Protein motions are ubiquitous and are intrinsically coupled to catalysis. Their specific roles, however, remain largely elusive. Dynamic loops at the active center of the E1 component of Escherichia coli pyruvate dehydrogenase multienzyme complex are essential for several catalytic functions starting from a predecarboxylation event and culminating in transfer of the acetyl moiety to the E2 component. Monitoring the kinetics of E1 and its loop variants at various solution viscosities, we show that the rate of a chemical step is modulated by loop dynamics. A cysteine-free E1 construct was site-specifically labeled on the inner loop (residues 401-413), and the EPR nitroxide label revealed ligand-induced conformational dynamics of the loop and a slow "open ↔ close" conformational equilibrium in the unliganded state. An 19F NMR label placed at the same residue revealed motion on the millisecond-second time scale and suggested a quantitative correlation of E1 catalysis and loop dynamics for the 200,000-Da protein. Thermodynamic studies revealed that these motions may promote covalent addition of substrate to the enzyme-bound thiamin diphosphate by reducing the free energy of activation. Furthermore, the global dynamics of E1 presumably regulate and streamline the catalytic steps of the overall complex by inducing an entirely entropic (nonmechanical) negative cooperativity with respect to substrate binding at higher temperatures. Our results are consistent with, and reinforce the hypothesis of, coupling of catalysis and regulation with enzyme dynamics and suggest the mechanism by which it is achieved in a key branchpoint enzyme in sugar metabolism.
|Number of pages||6|
|Journal||Proceedings of the National Academy of Sciences of the United States of America|

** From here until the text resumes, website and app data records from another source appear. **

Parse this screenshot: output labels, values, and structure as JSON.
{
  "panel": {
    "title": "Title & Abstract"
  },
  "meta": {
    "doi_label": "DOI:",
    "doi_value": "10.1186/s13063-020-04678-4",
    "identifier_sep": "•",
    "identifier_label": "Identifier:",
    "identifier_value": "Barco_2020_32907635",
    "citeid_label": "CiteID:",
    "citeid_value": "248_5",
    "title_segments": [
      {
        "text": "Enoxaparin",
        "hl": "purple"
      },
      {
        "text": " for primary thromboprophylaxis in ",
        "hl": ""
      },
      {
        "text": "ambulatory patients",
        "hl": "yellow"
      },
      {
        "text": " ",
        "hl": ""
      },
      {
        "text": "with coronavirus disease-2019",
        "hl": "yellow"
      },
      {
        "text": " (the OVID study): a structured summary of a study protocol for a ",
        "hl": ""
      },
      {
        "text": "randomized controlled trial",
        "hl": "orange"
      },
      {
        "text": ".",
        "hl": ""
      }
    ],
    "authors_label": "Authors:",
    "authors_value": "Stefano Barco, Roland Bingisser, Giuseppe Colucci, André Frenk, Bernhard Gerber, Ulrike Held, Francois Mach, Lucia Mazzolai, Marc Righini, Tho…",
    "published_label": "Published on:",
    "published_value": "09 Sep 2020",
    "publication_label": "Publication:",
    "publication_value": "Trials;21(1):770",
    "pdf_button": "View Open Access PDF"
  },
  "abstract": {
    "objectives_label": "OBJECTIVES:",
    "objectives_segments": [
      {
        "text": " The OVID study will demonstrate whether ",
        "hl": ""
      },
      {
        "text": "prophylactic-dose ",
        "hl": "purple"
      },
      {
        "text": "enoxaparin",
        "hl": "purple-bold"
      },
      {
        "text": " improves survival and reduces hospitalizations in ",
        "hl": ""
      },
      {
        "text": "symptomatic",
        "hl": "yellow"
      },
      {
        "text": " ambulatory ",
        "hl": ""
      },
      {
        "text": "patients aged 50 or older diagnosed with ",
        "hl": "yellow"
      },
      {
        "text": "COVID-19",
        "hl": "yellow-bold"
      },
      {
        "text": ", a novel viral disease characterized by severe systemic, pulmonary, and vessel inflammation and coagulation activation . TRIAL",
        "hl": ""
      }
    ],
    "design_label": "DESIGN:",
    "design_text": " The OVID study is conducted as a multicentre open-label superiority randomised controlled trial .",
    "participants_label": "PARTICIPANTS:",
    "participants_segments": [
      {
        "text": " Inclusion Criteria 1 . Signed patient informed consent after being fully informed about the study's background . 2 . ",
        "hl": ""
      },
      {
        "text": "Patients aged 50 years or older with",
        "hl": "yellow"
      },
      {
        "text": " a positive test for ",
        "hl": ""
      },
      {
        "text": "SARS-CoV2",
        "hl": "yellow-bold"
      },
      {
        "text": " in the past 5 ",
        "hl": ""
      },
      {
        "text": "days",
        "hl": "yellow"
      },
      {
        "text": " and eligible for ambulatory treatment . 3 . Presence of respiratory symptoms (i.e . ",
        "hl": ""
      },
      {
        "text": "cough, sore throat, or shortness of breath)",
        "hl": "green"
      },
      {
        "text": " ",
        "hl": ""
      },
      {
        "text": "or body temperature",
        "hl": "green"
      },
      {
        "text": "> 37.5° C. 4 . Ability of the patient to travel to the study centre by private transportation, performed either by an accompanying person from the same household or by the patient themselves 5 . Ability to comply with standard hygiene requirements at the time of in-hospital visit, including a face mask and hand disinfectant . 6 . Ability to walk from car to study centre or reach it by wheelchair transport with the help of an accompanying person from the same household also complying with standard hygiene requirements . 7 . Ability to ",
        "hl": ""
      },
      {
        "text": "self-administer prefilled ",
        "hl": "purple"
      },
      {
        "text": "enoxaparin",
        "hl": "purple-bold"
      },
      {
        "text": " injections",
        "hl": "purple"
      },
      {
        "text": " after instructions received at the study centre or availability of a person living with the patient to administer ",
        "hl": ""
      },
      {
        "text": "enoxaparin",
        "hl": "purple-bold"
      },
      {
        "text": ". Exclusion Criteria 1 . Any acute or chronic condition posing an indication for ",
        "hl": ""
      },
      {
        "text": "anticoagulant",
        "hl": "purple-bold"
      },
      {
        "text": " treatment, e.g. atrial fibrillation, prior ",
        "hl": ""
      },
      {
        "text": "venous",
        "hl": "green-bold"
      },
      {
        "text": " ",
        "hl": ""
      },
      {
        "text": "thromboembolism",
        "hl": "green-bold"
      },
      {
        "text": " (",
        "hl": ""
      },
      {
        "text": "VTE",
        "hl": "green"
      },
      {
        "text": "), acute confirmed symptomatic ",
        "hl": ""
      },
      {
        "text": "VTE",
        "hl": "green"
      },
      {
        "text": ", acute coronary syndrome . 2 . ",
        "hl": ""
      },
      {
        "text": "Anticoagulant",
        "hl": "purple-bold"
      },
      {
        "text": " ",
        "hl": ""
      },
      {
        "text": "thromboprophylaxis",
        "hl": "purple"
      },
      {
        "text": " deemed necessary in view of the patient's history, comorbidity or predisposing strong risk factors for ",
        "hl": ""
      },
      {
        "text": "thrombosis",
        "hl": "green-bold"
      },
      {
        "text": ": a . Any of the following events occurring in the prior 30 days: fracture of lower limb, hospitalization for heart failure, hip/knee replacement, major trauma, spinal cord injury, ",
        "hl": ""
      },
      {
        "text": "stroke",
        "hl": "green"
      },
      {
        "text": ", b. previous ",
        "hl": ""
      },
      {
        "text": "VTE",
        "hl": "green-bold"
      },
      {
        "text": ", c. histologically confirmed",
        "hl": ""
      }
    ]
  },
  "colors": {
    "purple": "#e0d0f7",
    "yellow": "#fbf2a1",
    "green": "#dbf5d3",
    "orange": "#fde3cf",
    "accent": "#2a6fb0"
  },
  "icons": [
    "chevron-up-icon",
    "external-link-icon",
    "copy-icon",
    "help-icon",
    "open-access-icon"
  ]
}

|Publication status||Published - Jan 29 2008|
- Coupling of dynamics to catalysis
- Mobile loop dynamics
- Pyruvate dehydrogenase
ASJC Scopus subject areas